Tim Lewis, Birmingham Iron
This former NFL defensive back is the other first-time head coach in the AAF. Lewis played three years in the NFL (1983-86) and then embarked on a coaching career that includes nearly 20 years in both the collegiate and professional ranks. The AAF isn’t a bad place to start building a head coaching resume. After all, every coach got their start somewhere.
Mike Martz, San Diego Fleet
The Fleet are fortunate to have landed one of the best offensive minds in the history of the game. Martz, 57, called the plays for the St. Louis Rams during “Greatest Show on Turf” era from 1999-2005 in which they won Super Bowl XXXIV, three NFC West titles, and made five straight playoff appearances. After the Rams, Martz was the offensive coordinator for the Detroit Lions, San Francisco 49ers, and Chicago Bears before taking a break. Martz most recently has been working with the NFLPA Collegiate Bowl, one of college football’s annual all-star games.
Rick Neuheisel, Arizona Hotshots
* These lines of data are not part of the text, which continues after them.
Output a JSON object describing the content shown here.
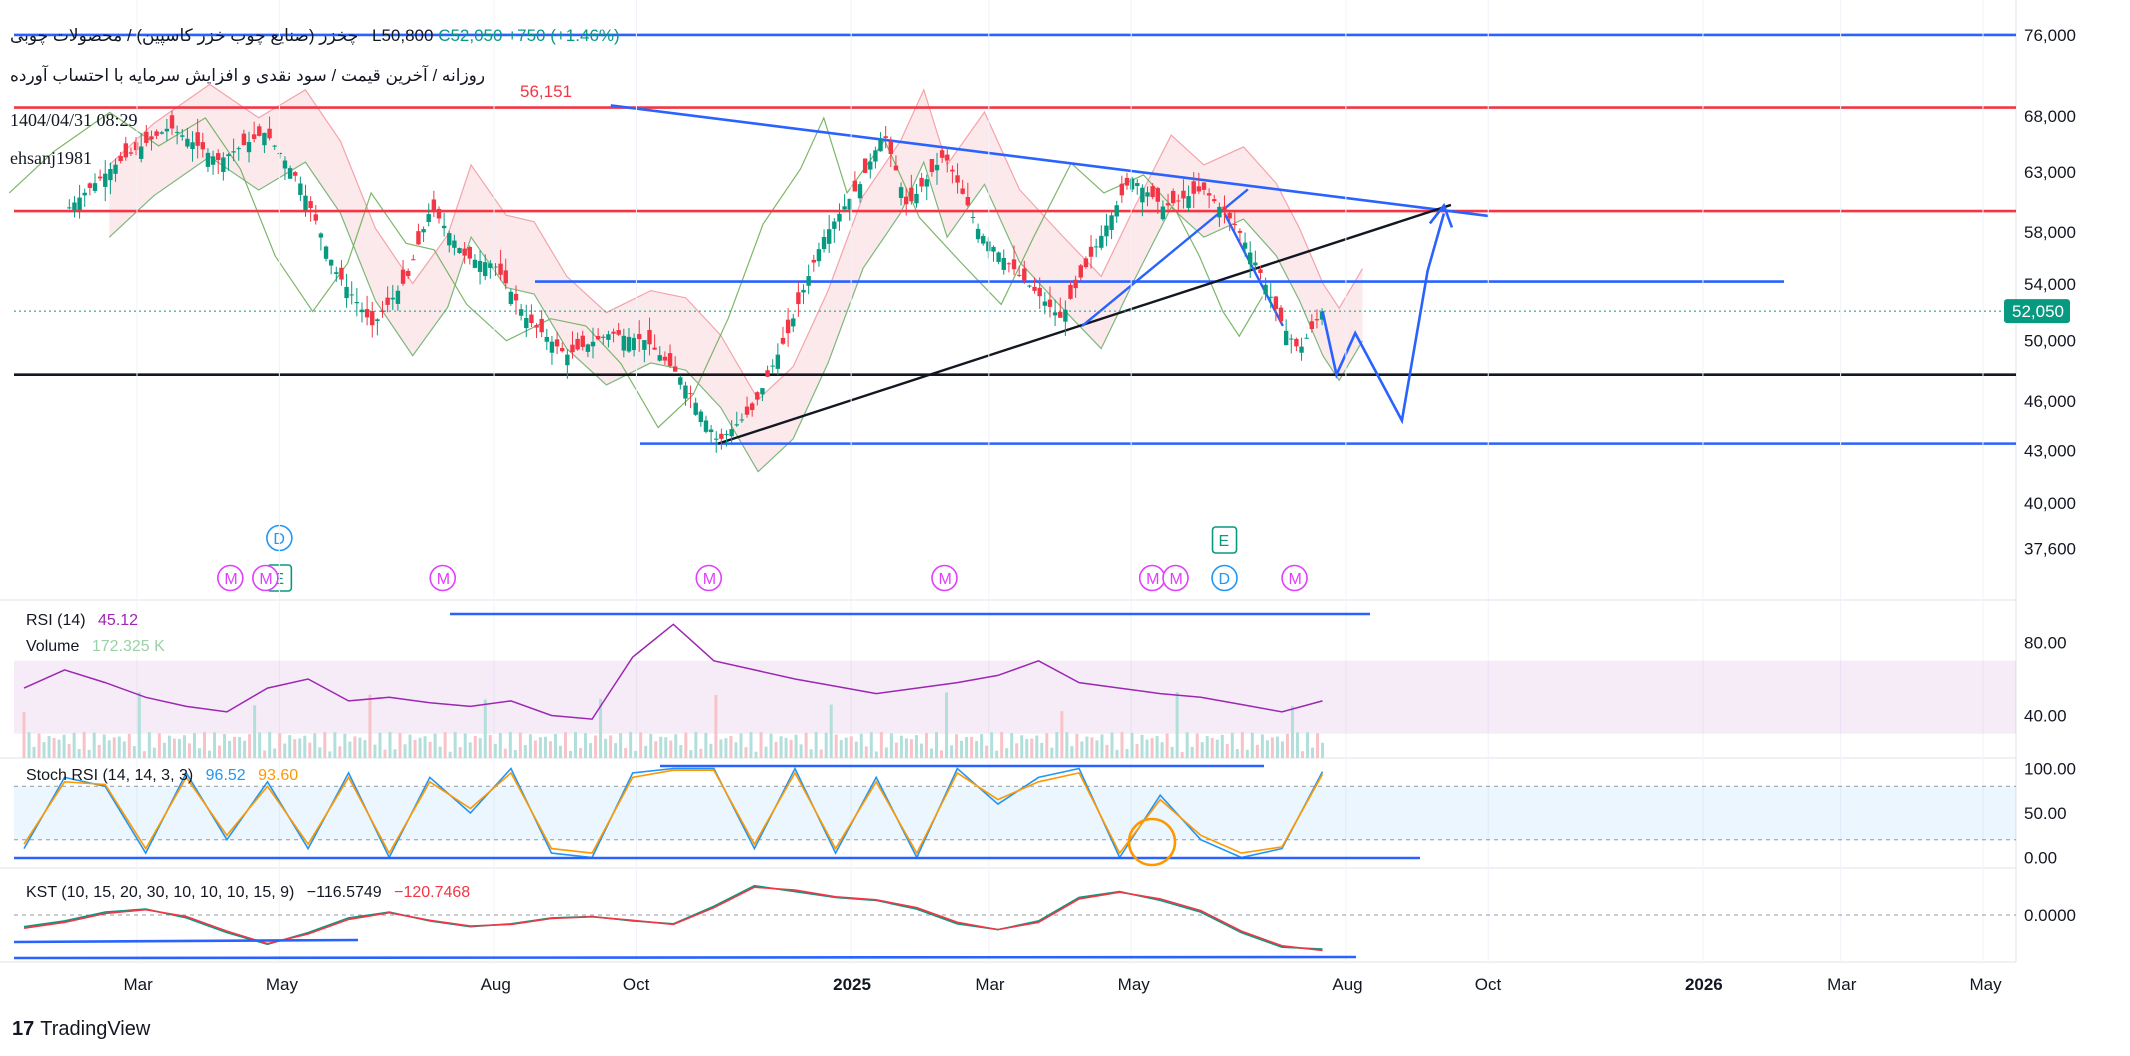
{
  "header": {
    "title": "چخزر (صنایع چوب خزر کاسپین) / محصولات چوبی",
    "subtitle": "روزانه / آخرین قیمت / سود نقدی و افزایش سرمایه با احتساب آورده",
    "low_label": "L50,800",
    "close_label": "C52,050",
    "change_label": "+750 (+1.46%)",
    "datetime": "1404/04/31 08:29",
    "user": "ehsanj1981",
    "overlay_value": "56,151"
  },
  "brand": {
    "name": "TradingView",
    "logo_text": "17"
  },
  "colors": {
    "up": "#089981",
    "down": "#f23645",
    "trend_blue": "#2962ff",
    "rsi": "#9c27b0",
    "stoch_k": "#2196f3",
    "stoch_d": "#ff9800",
    "kst": "#089981",
    "kst_signal": "#f23645",
    "cloud_red": "#f8d7da",
    "cloud_green": "#d4edda",
    "price_badge": "#089981"
  },
  "chart_data": [
    {
      "type": "candlestick",
      "name": "price",
      "y_axis_ticks": [
        "76,000",
        "68,000",
        "63,000",
        "58,000",
        "54,000",
        "50,000",
        "46,000",
        "43,000",
        "40,000",
        "37,600"
      ],
      "y_axis_scale": "log",
      "ylim": [
        36000,
        78000
      ],
      "x_axis_ticks": [
        "Mar",
        "May",
        "Aug",
        "Oct",
        "2025",
        "Mar",
        "May",
        "Aug",
        "Oct",
        "2026",
        "Mar",
        "May"
      ],
      "last_price": 52050,
      "last_price_label": "52,050",
      "path": [
        {
          "x": "2024-02-01",
          "y": 60000
        },
        {
          "x": "2024-02-20",
          "y": 63500
        },
        {
          "x": "2024-03-15",
          "y": 67000
        },
        {
          "x": "2024-04-05",
          "y": 64000
        },
        {
          "x": "2024-04-25",
          "y": 66500
        },
        {
          "x": "2024-05-10",
          "y": 62000
        },
        {
          "x": "2024-05-25",
          "y": 55000
        },
        {
          "x": "2024-06-10",
          "y": 51000
        },
        {
          "x": "2024-06-25",
          "y": 54500
        },
        {
          "x": "2024-07-05",
          "y": 60000
        },
        {
          "x": "2024-07-20",
          "y": 56000
        },
        {
          "x": "2024-08-01",
          "y": 55500
        },
        {
          "x": "2024-08-15",
          "y": 51500
        },
        {
          "x": "2024-09-01",
          "y": 49000
        },
        {
          "x": "2024-09-20",
          "y": 50500
        },
        {
          "x": "2024-10-05",
          "y": 50000
        },
        {
          "x": "2024-10-20",
          "y": 47500
        },
        {
          "x": "2024-11-05",
          "y": 43500
        },
        {
          "x": "2024-11-20",
          "y": 45500
        },
        {
          "x": "2024-12-05",
          "y": 50500
        },
        {
          "x": "2024-12-20",
          "y": 57500
        },
        {
          "x": "2025-01-05",
          "y": 62000
        },
        {
          "x": "2025-01-15",
          "y": 66500
        },
        {
          "x": "2025-01-25",
          "y": 60000
        },
        {
          "x": "2025-02-10",
          "y": 64500
        },
        {
          "x": "2025-02-25",
          "y": 58000
        },
        {
          "x": "2025-03-15",
          "y": 54500
        },
        {
          "x": "2025-04-01",
          "y": 51500
        },
        {
          "x": "2025-04-15",
          "y": 56500
        },
        {
          "x": "2025-05-01",
          "y": 62500
        },
        {
          "x": "2025-05-15",
          "y": 60000
        },
        {
          "x": "2025-06-01",
          "y": 61500
        },
        {
          "x": "2025-06-15",
          "y": 58500
        },
        {
          "x": "2025-06-25",
          "y": 55000
        },
        {
          "x": "2025-07-05",
          "y": 51000
        },
        {
          "x": "2025-07-12",
          "y": 49300
        },
        {
          "x": "2025-07-22",
          "y": 52050
        }
      ],
      "horizontal_lines": [
        {
          "y": 76000,
          "color": "blue"
        },
        {
          "y": 68800,
          "color": "red"
        },
        {
          "y": 59700,
          "color": "red"
        },
        {
          "y": 54200,
          "color": "blue"
        },
        {
          "y": 47700,
          "color": "black"
        },
        {
          "y": 43400,
          "color": "blue"
        }
      ],
      "projection": [
        {
          "x": "2025-07-22",
          "y": 52050
        },
        {
          "x": "2025-07-28",
          "y": 47700
        },
        {
          "x": "2025-08-05",
          "y": 50500
        },
        {
          "x": "2025-08-25",
          "y": 44800
        },
        {
          "x": "2025-09-05",
          "y": 55000
        },
        {
          "x": "2025-09-12",
          "y": 59500
        }
      ],
      "event_markers": [
        {
          "x": "2024-05-01",
          "label": "D"
        },
        {
          "x": "2024-05-01",
          "label": "E"
        },
        {
          "x": "2025-06-10",
          "label": "E"
        },
        {
          "x": "2025-06-10",
          "label": "D"
        },
        {
          "x": "2024-04-10",
          "label": "M"
        },
        {
          "x": "2024-04-25",
          "label": "M"
        },
        {
          "x": "2024-07-10",
          "label": "M"
        },
        {
          "x": "2024-11-01",
          "label": "M"
        },
        {
          "x": "2025-02-10",
          "label": "M"
        },
        {
          "x": "2025-05-10",
          "label": "M"
        },
        {
          "x": "2025-05-20",
          "label": "M"
        },
        {
          "x": "2025-07-10",
          "label": "M"
        }
      ]
    },
    {
      "type": "line",
      "name": "rsi",
      "label": "RSI (14)",
      "value_label": "45.12",
      "y_axis_ticks": [
        "80.00",
        "40.00"
      ],
      "ylim": [
        20,
        100
      ],
      "series": [
        {
          "name": "RSI",
          "values": [
            55,
            65,
            58,
            50,
            45,
            42,
            55,
            60,
            48,
            50,
            47,
            45,
            48,
            40,
            38,
            72,
            90,
            70,
            65,
            60,
            56,
            52,
            55,
            58,
            62,
            70,
            58,
            55,
            52,
            50,
            46,
            42,
            48
          ]
        }
      ]
    },
    {
      "type": "bar",
      "name": "volume",
      "label": "Volume",
      "value_label": "172.325 K"
    },
    {
      "type": "line",
      "name": "stoch_rsi",
      "label": "Stoch RSI (14, 14, 3, 3)",
      "value_label_k": "96.52",
      "value_label_d": "93.60",
      "y_axis_ticks": [
        "100.00",
        "50.00",
        "0.00"
      ],
      "ylim": [
        -5,
        105
      ],
      "series": [
        {
          "name": "K",
          "values": [
            10,
            90,
            80,
            5,
            95,
            20,
            85,
            10,
            95,
            0,
            90,
            50,
            100,
            5,
            0,
            95,
            100,
            100,
            10,
            100,
            5,
            90,
            0,
            100,
            60,
            90,
            100,
            0,
            70,
            20,
            0,
            10,
            96.52
          ]
        },
        {
          "name": "D",
          "values": [
            15,
            85,
            82,
            10,
            90,
            25,
            80,
            15,
            90,
            5,
            85,
            55,
            95,
            10,
            5,
            90,
            98,
            98,
            15,
            95,
            10,
            85,
            5,
            95,
            65,
            85,
            95,
            5,
            65,
            25,
            5,
            12,
            93.6
          ]
        }
      ]
    },
    {
      "type": "line",
      "name": "kst",
      "label": "KST (10, 15, 20, 30, 10, 10, 10, 15, 9)",
      "value_label_kst": "−116.5749",
      "value_label_signal": "−120.7468",
      "y_axis_ticks": [
        "0.0000"
      ],
      "ylim": [
        -140,
        140
      ],
      "series": [
        {
          "name": "KST",
          "values": [
            -40,
            -20,
            10,
            20,
            -10,
            -60,
            -100,
            -60,
            -10,
            10,
            -20,
            -40,
            -30,
            -10,
            -5,
            -20,
            -30,
            30,
            100,
            80,
            60,
            50,
            20,
            -30,
            -50,
            -20,
            60,
            80,
            50,
            10,
            -60,
            -110,
            -116.57
          ]
        },
        {
          "name": "Signal",
          "values": [
            -45,
            -25,
            5,
            18,
            -5,
            -55,
            -98,
            -65,
            -15,
            8,
            -18,
            -38,
            -32,
            -12,
            -6,
            -18,
            -32,
            25,
            95,
            85,
            62,
            52,
            25,
            -25,
            -50,
            -25,
            55,
            78,
            55,
            15,
            -55,
            -105,
            -120.75
          ]
        }
      ]
    }
  ]
}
A veteran of both the pro and college ranks, Neuheisel is known for his offensive background, particularly his work with quarterbacks. The 57-year-old is the embodiment of the term “quarterback whisperer” as he’s molded signal-callers such as Kordell Stewart, Marques Tuiasosopo, and the late Steve McNair, among others. Now he'll roam the sidelines for the Hotshots where he’ll look to groom a new generation of quarterbacks.
Mike Riley, San Antonio Commanders
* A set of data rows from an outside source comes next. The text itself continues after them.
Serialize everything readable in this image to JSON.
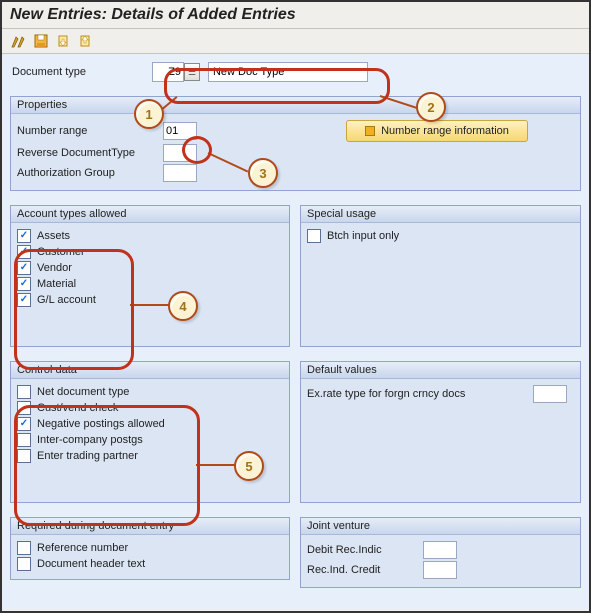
{
  "page_title": "New Entries: Details of Added Entries",
  "doc_type": {
    "label": "Document type",
    "value": "Z9",
    "desc": "New Doc Type"
  },
  "properties": {
    "header": "Properties",
    "number_range": {
      "label": "Number range",
      "value": "01"
    },
    "reverse_doc_type": {
      "label": "Reverse DocumentType",
      "value": ""
    },
    "auth_group": {
      "label": "Authorization Group",
      "value": ""
    },
    "button": "Number range information"
  },
  "account_types": {
    "header": "Account types allowed",
    "items": [
      {
        "label": "Assets",
        "checked": true
      },
      {
        "label": "Customer",
        "checked": true
      },
      {
        "label": "Vendor",
        "checked": true
      },
      {
        "label": "Material",
        "checked": true
      },
      {
        "label": "G/L account",
        "checked": true
      }
    ]
  },
  "special_usage": {
    "header": "Special usage",
    "items": [
      {
        "label": "Btch input only",
        "checked": false
      }
    ]
  },
  "control_data": {
    "header": "Control data",
    "items": [
      {
        "label": "Net document type",
        "checked": false
      },
      {
        "label": "Cust/vend check",
        "checked": false
      },
      {
        "label": "Negative postings allowed",
        "checked": true
      },
      {
        "label": "Inter-company postgs",
        "checked": false
      },
      {
        "label": "Enter trading partner",
        "checked": false
      }
    ]
  },
  "default_values": {
    "header": "Default values",
    "ex_rate": {
      "label": "Ex.rate type for forgn crncy docs",
      "value": ""
    }
  },
  "required_entry": {
    "header": "Required during document entry",
    "items": [
      {
        "label": "Reference number",
        "checked": false
      },
      {
        "label": "Document header text",
        "checked": false
      }
    ]
  },
  "joint_venture": {
    "header": "Joint venture",
    "debit": {
      "label": "Debit Rec.Indic",
      "value": ""
    },
    "credit": {
      "label": "Rec.Ind. Credit",
      "value": ""
    }
  },
  "callouts": {
    "c1": "1",
    "c2": "2",
    "c3": "3",
    "c4": "4",
    "c5": "5"
  }
}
While the Idaho native is widely known for his tenures at Oregon State (2003-14, 2008 Pac-10 Coach of the Year) and Nebraska (2015-17), Riley has 40-plus years of total coaching experience between the collegiate ranks, the NFL, the Canadian Football League (won two Grey Cups), and even the World League of American Football. This time around it’s the Commanders who plan to use Riley’s knowledge and experience to help get their franchise off the ground.
Mike Singletary, Memphis Express
We all know about “Samurai Mike’s” Hall of Fame career as a linebacker (1981-92), but some might not be aware of the coaching resume that he’s built over the last 16 years. His only previous head coaching experience was his brief tenure with the San Francisco 49ers (2008-10, prior to he was the assistant head coach under Mike Nolan from '05-2008) where he compiled an 18-22 record. But in addition to that, Singletary has served as a defensive assistant with the Baltimore Ravens (2003-04), Minnesota Vikings (2011-13), and the Los Angeles Rams (2016). Now the AAF is giving him the chance to be a head coach again, this time with the Express.
Steve Spurrier, Orlando Apollos
At 73 years young, the "Ol' Ball Coach" is giving it another shot on the sidelines. He returns to familiar surroundings where he made his name as both a player and coach. His offenses tend to put quite a few points on the board and he’s developed some quarterbacks himself. With an overall win-loss record of 275-130-2, a national title (1996 at Florida) and plenty of other accomplishments to his credit, Spurrier should find success sooner rather than later with the Apollos.
— Gabe Salgado is part of the Athlon Contributor Network. He's also written for NBC, Fox, The Sporting News, The Sports Journal, The Undefeated and Complex. He's a co-host of The Rewind Sports: 60. Follow him on Twitter @GabeSalgado82.
Photos courtesy of AAF.